You need to make some determinations about who you want to be able to see clearly around the table, who you want to be able to make eye contact with.
This may also give you an opportunity to defuse potentially adversarial situations by adopting a position next to the person you figure may take a contrary position (based on the work you’ve already done about who does what, etc.), or break up teams that are likely to have differences of opinions. Both of these actions can considerably shift the power dynamic away from the table, which easily lends itself to adversarial positions when looking across the table.
Likewise, if you are calling on allies, then you may want to position yourself in a way that calls them in from around the room. This provides people with a sense that your position is well supported around the table. The same amount of support, geographically concentrated at one spot around the table, is much easier to dismiss than support of equal magnitude that comes from all directions.
Mapping the Room
Sit down, draw the table, label the players and map out the interactions. Observe the people as much as the discussion, start to pay attention to body language because writing down exactly what people say is often far less important than writing down a key point and knowing who nodded in quiet agreement, who shook their heads in disagreement, who wrote down notes, and who didn’t.

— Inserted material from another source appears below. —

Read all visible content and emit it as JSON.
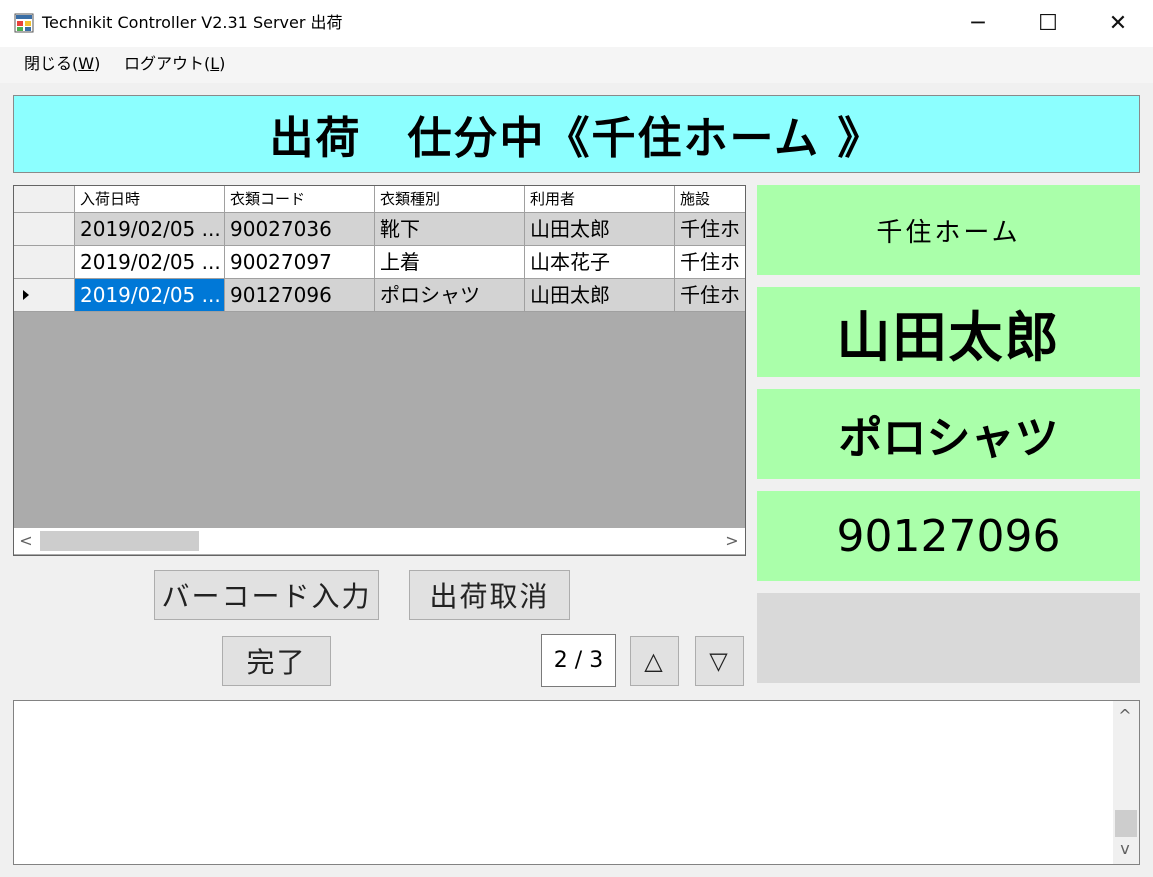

Over time, these observations can paint a very detailed picture of how business proceeds (or doesn't proceed) around the table, and can provide tremendous insight in to how to maneuver within the relationships (amicable or adversarial) in a way that best ensures that your voice is heard and your opinions considered.
Making a Contribution
Make it good, use everything you have learned to your full advantage, and anticipate the responses of others.
Make sure you are one of the last ones out of the room. Stall if you have to - gather your things slowly, check your blackberry - and allow people to come to you should they desire. Don't be afraid to time your elevator ride down to squeeze in a couple of words with a key person around the table. Often the meeting after the meeting is more important than the meeting itself.
Seek Feedback from Those You Trust
Don't be afraid to ask those you trust how you performed in the meeting: what you could work on, what worked, what didn't. They may be able to provide you with some useful feedback to help you streamline your approach or give you additional intelligence that will inform your actions at future meetings.
Rinse and Repeat
Remember this is an ongoing and iterative process, don't stop learning, applying that knowledge, and scheming virtuously.